Remember eating alphabet soup as a child and gathering those tiny letters made from pasta to spell your name? Well, getting the right letters together still matters, and in the healthcare world, three letters to pay close attention to are HCC.
A complex topic will yield to a systematic approach
In last month’s opening blog in this series, we defined the field of Population Health as including “health outcomes, patterns of health determinants, and policies and interventions that link these two.”
Lessons to meet the challenges of COVID-19 in 2022 and beyond
Despite everyone’s hopes — and the efforts and sacrifices of vaccine makers, public health authorities, and the general public — 2021 is ending much as it began, with continued disruption and uncertainty caused by the COVID-19 pandemic.
When taking on risk is the right move
Physicians don’t usually encourage their patients to take unnecessary risks, much less take such risks themselves. After all, they are supposed to be role models. But there are times when taking on risk is not only the right thing to do but can show others the path to a bright healthcare future.
In 2004, the Centers for Medicare & Medicaid Services introduced Hierarchical Condition Category (HCC) coding.
Evaluating patient risk is as old as medicine itself. As early as the fifth century BCE, notes a 2011 study from the Centers for Disease Control and Prevention (CDC), the Hippocratic tradition focused on the prevention of disease through diet and exercise.
But ancient wisdom works best when combined with modern technology.
What kind of medical practices need an advanced tool for determining patient risk, projecting the likelihood of adverse health events, and processing each patient with the highest possible degree of specificity in coding for reimbursements?

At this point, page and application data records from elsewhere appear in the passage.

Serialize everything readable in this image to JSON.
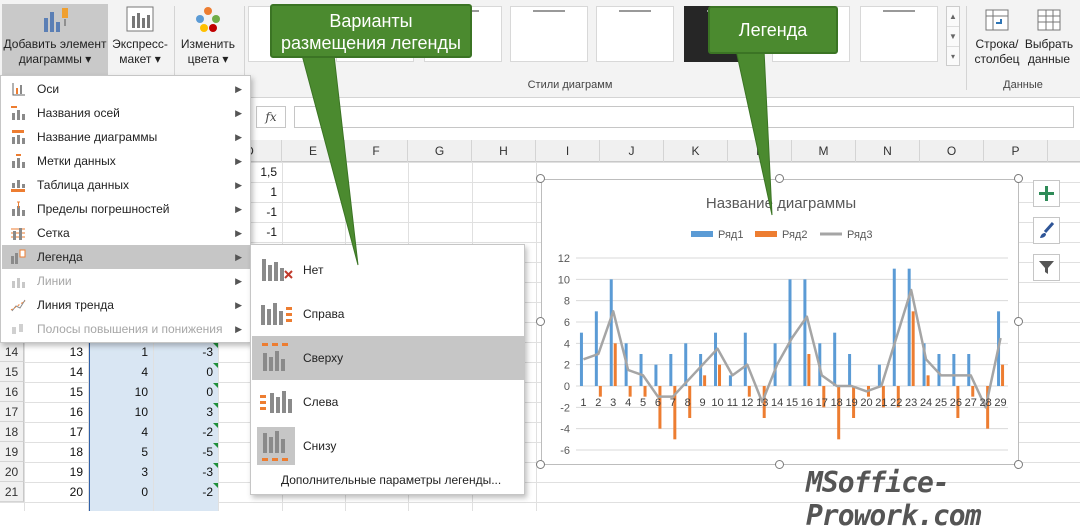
{
  "ribbon": {
    "add_element": {
      "line1": "Добавить элемент",
      "line2": "диаграммы ▾"
    },
    "quick_layout": {
      "line1": "Экспресс-",
      "line2": "макет ▾"
    },
    "change_colors": {
      "line1": "Изменить",
      "line2": "цвета ▾"
    },
    "styles_group_label": "Стили диаграмм",
    "switch_row_col": {
      "line1": "Строка/",
      "line2": "столбец"
    },
    "select_data": {
      "line1": "Выбрать",
      "line2": "данные"
    },
    "data_group_label": "Данные"
  },
  "formula_bar": {
    "fx_label": "fx"
  },
  "columns": [
    "D",
    "E",
    "F",
    "G",
    "H",
    "I",
    "J",
    "K",
    "L",
    "M",
    "N",
    "O",
    "P"
  ],
  "top_cells": [
    "1,5",
    "1",
    "-1",
    "-1"
  ],
  "rows": [
    {
      "num": "14",
      "a": "13",
      "b": "1",
      "c": "-3"
    },
    {
      "num": "15",
      "a": "14",
      "b": "4",
      "c": "0"
    },
    {
      "num": "16",
      "a": "15",
      "b": "10",
      "c": "0"
    },
    {
      "num": "17",
      "a": "16",
      "b": "10",
      "c": "3"
    },
    {
      "num": "18",
      "a": "17",
      "b": "4",
      "c": "-2"
    },
    {
      "num": "19",
      "a": "18",
      "b": "5",
      "c": "-5"
    },
    {
      "num": "20",
      "a": "19",
      "b": "3",
      "c": "-3"
    },
    {
      "num": "21",
      "a": "20",
      "b": "0",
      "c": "-2"
    }
  ],
  "menu": {
    "items": [
      {
        "label": "Оси",
        "icon": "axes-icon",
        "disabled": false
      },
      {
        "label": "Названия осей",
        "icon": "axis-titles-icon",
        "disabled": false
      },
      {
        "label": "Название диаграммы",
        "icon": "chart-title-icon",
        "disabled": false
      },
      {
        "label": "Метки данных",
        "icon": "data-labels-icon",
        "disabled": false
      },
      {
        "label": "Таблица данных",
        "icon": "data-table-icon",
        "disabled": false
      },
      {
        "label": "Пределы погрешностей",
        "icon": "error-bars-icon",
        "disabled": false
      },
      {
        "label": "Сетка",
        "icon": "gridlines-icon",
        "disabled": false
      },
      {
        "label": "Легенда",
        "icon": "legend-icon",
        "disabled": false
      },
      {
        "label": "Линии",
        "icon": "lines-icon",
        "disabled": true
      },
      {
        "label": "Линия тренда",
        "icon": "trendline-icon",
        "disabled": false
      },
      {
        "label": "Полосы повышения и понижения",
        "icon": "up-down-bars-icon",
        "disabled": true
      }
    ]
  },
  "legend_menu": {
    "items": [
      {
        "label": "Нет",
        "icon": "legend-none-icon"
      },
      {
        "label": "Справа",
        "icon": "legend-right-icon"
      },
      {
        "label": "Сверху",
        "icon": "legend-top-icon"
      },
      {
        "label": "Слева",
        "icon": "legend-left-icon"
      },
      {
        "label": "Снизу",
        "icon": "legend-bottom-icon"
      }
    ],
    "more": "Дополнительные параметры легенды..."
  },
  "callouts": {
    "placement": {
      "line1": "Варианты",
      "line2": "размещения легенды"
    },
    "legend": "Легенда"
  },
  "watermark": "MSoffice-Prowork.com",
  "colors": {
    "series1": "#5b9bd5",
    "series2": "#ed7d31",
    "series3": "#a5a5a5",
    "callout": "#4b8a2f"
  },
  "chart_data": {
    "type": "bar",
    "title": "Название диаграммы",
    "legend_position": "top",
    "categories": [
      "1",
      "2",
      "3",
      "4",
      "5",
      "6",
      "7",
      "8",
      "9",
      "10",
      "11",
      "12",
      "13",
      "14",
      "15",
      "16",
      "17",
      "18",
      "19",
      "20",
      "21",
      "22",
      "23",
      "24",
      "25",
      "26",
      "27",
      "28",
      "29"
    ],
    "series": [
      {
        "name": "Ряд1",
        "type": "bar",
        "values": [
          5,
          7,
          10,
          4,
          3,
          2,
          3,
          4,
          3,
          5,
          1,
          5,
          0,
          4,
          10,
          10,
          4,
          5,
          3,
          0,
          2,
          11,
          11,
          4,
          3,
          3,
          3,
          0,
          7
        ]
      },
      {
        "name": "Ряд2",
        "type": "bar",
        "values": [
          0,
          -1,
          4,
          -1,
          -1,
          -4,
          -5,
          -3,
          1,
          2,
          0,
          -1,
          -3,
          0,
          0,
          3,
          -2,
          -5,
          -3,
          -1,
          -2,
          -2,
          7,
          1,
          0,
          -3,
          -1,
          -4,
          2
        ]
      },
      {
        "name": "Ряд3",
        "type": "line",
        "values": [
          2.5,
          3,
          7,
          1.5,
          1,
          -1,
          -1,
          0.5,
          2,
          3.5,
          1,
          2,
          -1.5,
          2,
          4.5,
          6.5,
          1,
          0,
          0,
          -0.5,
          0,
          4.5,
          9,
          2.5,
          1,
          1,
          1,
          -2,
          4.5
        ]
      }
    ],
    "ylim": [
      -6,
      12
    ],
    "yticks": [
      -6,
      -4,
      -2,
      0,
      2,
      4,
      6,
      8,
      10,
      12
    ],
    "grid": true
  }
}
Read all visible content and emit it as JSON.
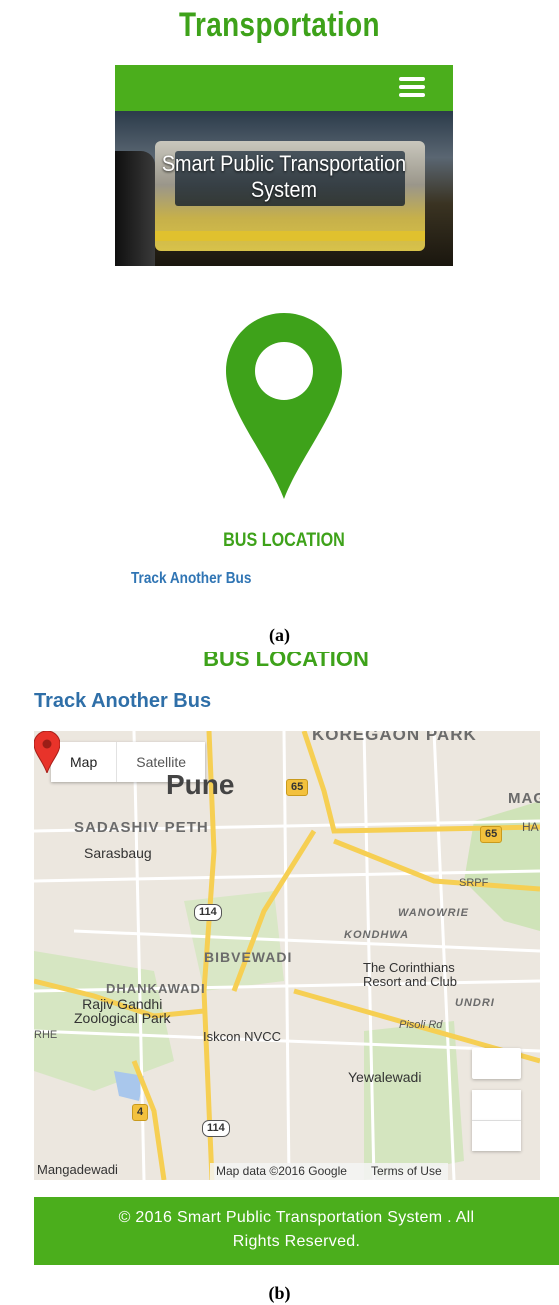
{
  "panel_a": {
    "site_title": "Transportation",
    "hero_title_line1": "Smart Public Transportation",
    "hero_title_line2": "System",
    "bus_location": "BUS LOCATION",
    "track_link": "Track Another Bus",
    "caption": "(a)",
    "icons": [
      "hamburger-menu-icon",
      "location-pin-icon"
    ],
    "accent_color": "#4bae1c",
    "link_color": "#3075b4"
  },
  "panel_b": {
    "bus_location": "BUS LOCATION",
    "track_link": "Track Another Bus",
    "map": {
      "type_buttons": [
        "Map",
        "Satellite"
      ],
      "labels": {
        "koregaon_park": "KOREGAON PARK",
        "pune": "Pune",
        "mag": "MAG",
        "sadashiv_peth": "SADASHIV PETH",
        "sarasbaug": "Sarasbaug",
        "ha": "HA",
        "srpf": "SRPF",
        "wanowrie": "WANOWRIE",
        "kondhwa": "KONDHWA",
        "bibvewadi": "BIBVEWADI",
        "corinthians_1": "The Corinthians",
        "corinthians_2": "Resort and Club",
        "dhankawadi": "DHANKAWADI",
        "undri": "UNDRI",
        "rajiv_1": "Rajiv Gandhi",
        "rajiv_2": "Zoological Park",
        "pisoli": "Pisoli Rd",
        "rhe": "RHE",
        "iskcon": "Iskcon NVCC",
        "yewalewadi": "Yewalewadi",
        "mangadewadi": "Mangadewadi"
      },
      "shields": {
        "nh65_top": "65",
        "nh65_right": "65",
        "sh114_mid": "114",
        "nh4": "4",
        "sh114_bottom": "114"
      },
      "attribution": "Map data ©2016 Google",
      "terms": "Terms of Use",
      "icons": [
        "map-marker-icon",
        "zoom-in-button",
        "zoom-out-button"
      ]
    },
    "footer_line1": "© 2016 Smart Public Transportation System . All",
    "footer_line2": "Rights Reserved.",
    "caption": "(b)"
  }
}
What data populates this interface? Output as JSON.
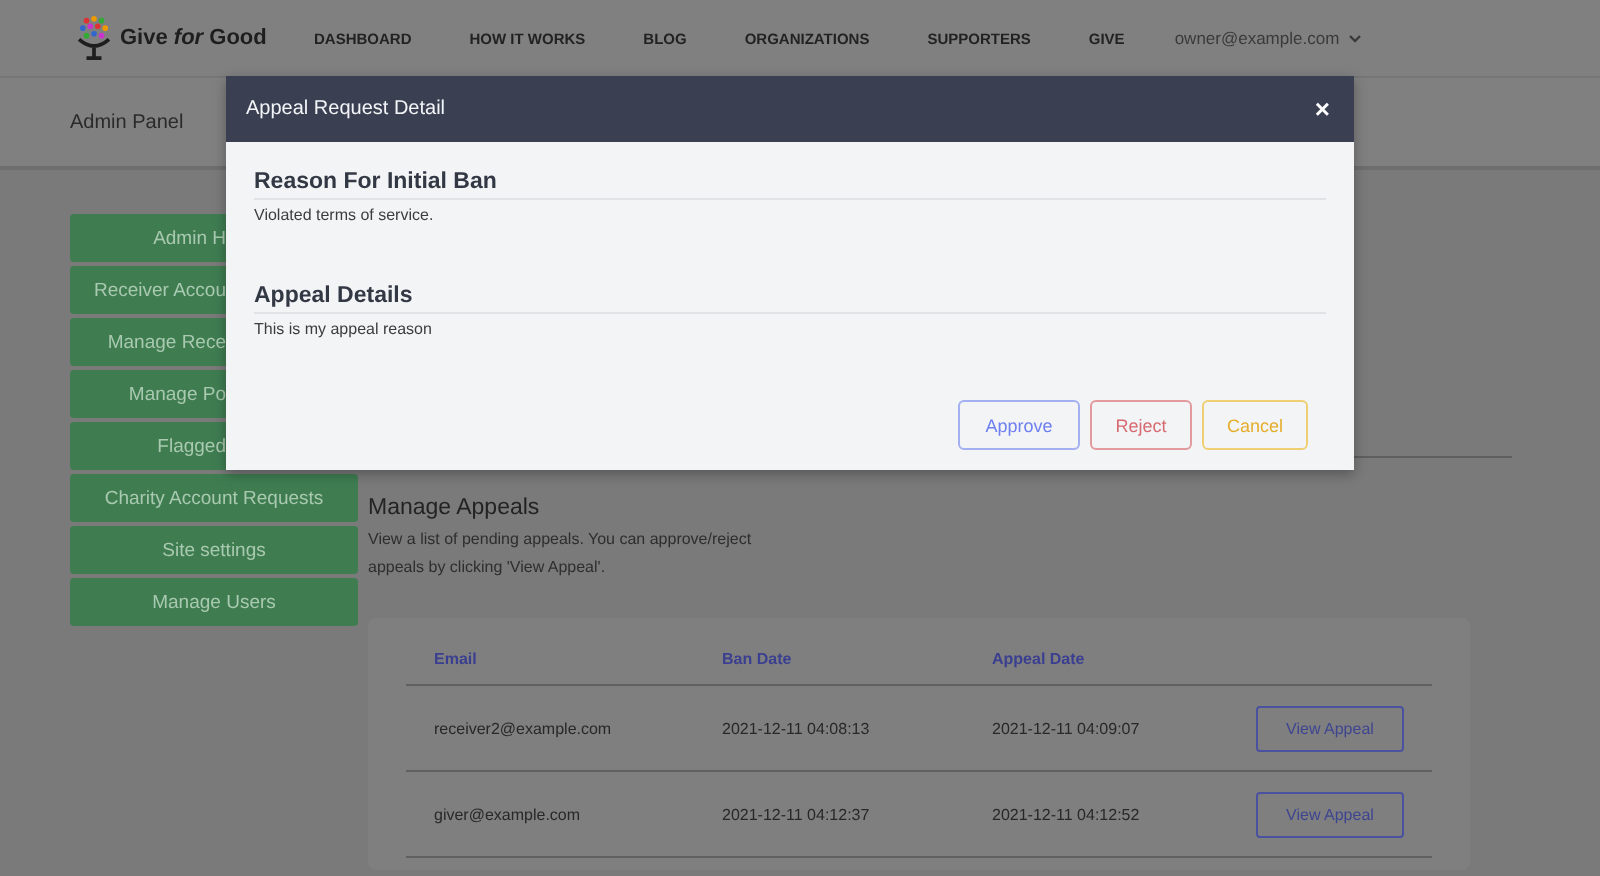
{
  "navbar": {
    "brand": "Give *for* Good",
    "links": [
      "DASHBOARD",
      "HOW IT WORKS",
      "BLOG",
      "ORGANIZATIONS",
      "SUPPORTERS",
      "GIVE"
    ],
    "account": "owner@example.com"
  },
  "page_header": {
    "title": "Admin Panel"
  },
  "sidebar": {
    "items": [
      {
        "label": "Admin H",
        "covered": true
      },
      {
        "label": "Receiver Accou",
        "covered": true
      },
      {
        "label": "Manage Rece",
        "covered": true
      },
      {
        "label": "Manage Po",
        "covered": true
      },
      {
        "label": "Flagged",
        "covered": true
      },
      {
        "label": "Charity Account Requests",
        "covered": false
      },
      {
        "label": "Site settings",
        "covered": false
      },
      {
        "label": "Manage Users",
        "covered": false
      }
    ]
  },
  "appeals": {
    "title": "Manage Appeals",
    "description": "View a list of pending appeals. You can approve/reject appeals by clicking 'View Appeal'.",
    "columns": [
      "Email",
      "Ban Date",
      "Appeal Date"
    ],
    "rows": [
      {
        "email": "receiver2@example.com",
        "ban_date": "2021-12-11 04:08:13",
        "appeal_date": "2021-12-11 04:09:07",
        "action": "View Appeal"
      },
      {
        "email": "giver@example.com",
        "ban_date": "2021-12-11 04:12:37",
        "appeal_date": "2021-12-11 04:12:52",
        "action": "View Appeal"
      }
    ]
  },
  "dialog": {
    "title": "Appeal Request Detail",
    "close": "×",
    "sections": [
      {
        "heading": "Reason For Initial Ban",
        "text": "Violated terms of service."
      },
      {
        "heading": "Appeal Details",
        "text": "This is my appeal reason"
      }
    ],
    "buttons": [
      {
        "label": "Approve",
        "kind": "approve"
      },
      {
        "label": "Reject",
        "kind": "reject"
      },
      {
        "label": "Cancel",
        "kind": "cancel"
      }
    ]
  }
}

Because knowing your patients’ medical histories well plays such a central role in delivering appropriate and effective treatments to them, healthcare providers today need the most effective possible risk-adjustment model available.